The family of Milly Dowler, the 13-year-old girl who was murdered in 2002, believes that Rebekah Brooks should resign over allegations that the girl's phone was hacked by the 'News of the World' newspaper.
Mark Lewis, a lawyer for the family, said Brooks, who previously served as editor of the newspaper and is now chief executive officer of News Corp's UK unit, should step down over the scandal.
"She should take responsibility and resign," Mr Lewis told reporters at a televised press conference in London last night following a meeting with Deputy Prime Minister Nick Clegg.
The Dowlers joined former police officer Brian Paddick with the 'Hacked Off' group who are campaigning for justice over their privacy being breached by the media.
The Dowlers are suing the 'News of the World' over claims their daughter's phone was targeted by the newspaper when she went missing in 2002.
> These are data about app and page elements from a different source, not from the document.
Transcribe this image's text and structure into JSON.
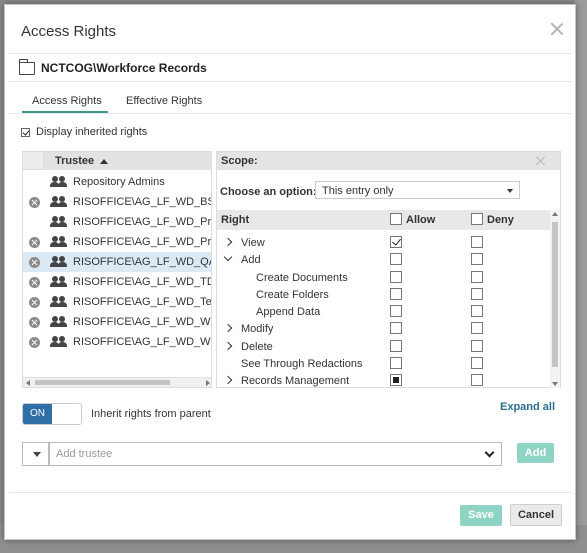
{
  "dialog": {
    "title": "Access Rights",
    "path": "NCTCOG\\Workforce Records",
    "tabs": [
      {
        "label": "Access Rights",
        "active": true
      },
      {
        "label": "Effective Rights",
        "active": false
      }
    ],
    "display_inherited_label": "Display inherited rights",
    "display_inherited_checked": true
  },
  "trustees": {
    "column_header": "Trustee",
    "rows": [
      {
        "name": "Repository Admins",
        "removable": false,
        "selected": false
      },
      {
        "name": "RISOFFICE\\AG_LF_WD_BSC_VI",
        "removable": true,
        "selected": false
      },
      {
        "name": "RISOFFICE\\AG_LF_WD_Proces",
        "removable": false,
        "selected": false
      },
      {
        "name": "RISOFFICE\\AG_LF_WD_Proces",
        "removable": true,
        "selected": false
      },
      {
        "name": "RISOFFICE\\AG_LF_WD_QA_MC",
        "removable": true,
        "selected": true
      },
      {
        "name": "RISOFFICE\\AG_LF_WD_TDS_VI",
        "removable": true,
        "selected": false
      },
      {
        "name": "RISOFFICE\\AG_LF_WD_Test_Vi",
        "removable": true,
        "selected": false
      },
      {
        "name": "RISOFFICE\\AG_LF_WD_WF_Sta",
        "removable": true,
        "selected": false
      },
      {
        "name": "RISOFFICE\\AG_LF_WD_WFSUP",
        "removable": true,
        "selected": false
      }
    ]
  },
  "scope": {
    "header": "Scope:",
    "choose_label": "Choose an option:",
    "selected_option": "This entry only",
    "columns": {
      "right": "Right",
      "allow": "Allow",
      "deny": "Deny"
    },
    "rights": [
      {
        "label": "View",
        "level": 0,
        "expander": "right",
        "allow": "checked",
        "deny": "empty"
      },
      {
        "label": "Add",
        "level": 0,
        "expander": "down",
        "allow": "empty",
        "deny": "empty"
      },
      {
        "label": "Create Documents",
        "level": 1,
        "expander": "none",
        "allow": "empty",
        "deny": "empty"
      },
      {
        "label": "Create Folders",
        "level": 1,
        "expander": "none",
        "allow": "empty",
        "deny": "empty"
      },
      {
        "label": "Append Data",
        "level": 1,
        "expander": "none",
        "allow": "empty",
        "deny": "empty"
      },
      {
        "label": "Modify",
        "level": 0,
        "expander": "right",
        "allow": "empty",
        "deny": "empty"
      },
      {
        "label": "Delete",
        "level": 0,
        "expander": "right",
        "allow": "empty",
        "deny": "empty"
      },
      {
        "label": "See Through Redactions",
        "level": 0,
        "expander": "none",
        "allow": "empty",
        "deny": "empty"
      },
      {
        "label": "Records Management",
        "level": 0,
        "expander": "right",
        "allow": "partial",
        "deny": "empty"
      }
    ]
  },
  "inherit": {
    "toggle_label": "ON",
    "label": "Inherit rights from parent"
  },
  "expand_all": "Expand all",
  "add_trustee": {
    "placeholder": "Add trustee",
    "button": "Add"
  },
  "footer": {
    "save": "Save",
    "cancel": "Cancel"
  },
  "colors": {
    "accent": "#3a9a8c",
    "primary_button": "#8fd3c4",
    "toggle_on": "#2f6fa8",
    "selection": "#dbe9f5"
  }
}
Talks will be held later in the week with Prime Minister David Cameron. And the Media Standards Trust, which has led a campaign on the issue and has organised the meetings, said it was also arranging a session with Labour leader Ed Miliband.
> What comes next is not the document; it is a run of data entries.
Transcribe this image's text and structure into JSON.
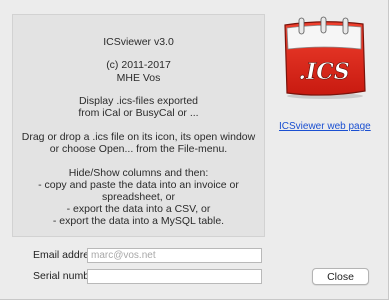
{
  "about": {
    "title_version": "ICSviewer v3.0",
    "copyright": "(c) 2011-2017",
    "author": "MHE Vos",
    "display_line1": "Display .ics-files exported",
    "display_line2": "from iCal or BusyCal or ...",
    "drag_line1": "Drag or drop a .ics file on its icon, its open window",
    "drag_line2": "or choose Open... from the File-menu.",
    "hideshow_line1": "Hide/Show columns and then:",
    "hideshow_line2": "- copy and paste the data into an invoice or",
    "hideshow_line3": "spreadsheet, or",
    "hideshow_line4": "- export the data into a CSV, or",
    "hideshow_line5": "- export the data into a MySQL table."
  },
  "icon": {
    "name": "ics-calendar-icon",
    "text": ".ICS",
    "brand_red": "#e02a1c"
  },
  "weblink": {
    "label": "ICSviewer web page",
    "color": "#1a4fd1"
  },
  "form": {
    "email_label": "Email address",
    "email_value": "",
    "email_placeholder": "marc@vos.net",
    "serial_label": "Serial number",
    "serial_value": "",
    "serial_placeholder": ""
  },
  "buttons": {
    "close_label": "Close"
  }
}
News that Milly's phone was among those targeted kicked off a tsunami of public outrage, fuelled by reports that the July 7, 2005, London bombing victims' families also had their messages hacked, which resulted in the Sunday newspaper's closure and the announcement by Mr Cameron of a judge-led inquiry into the scandal.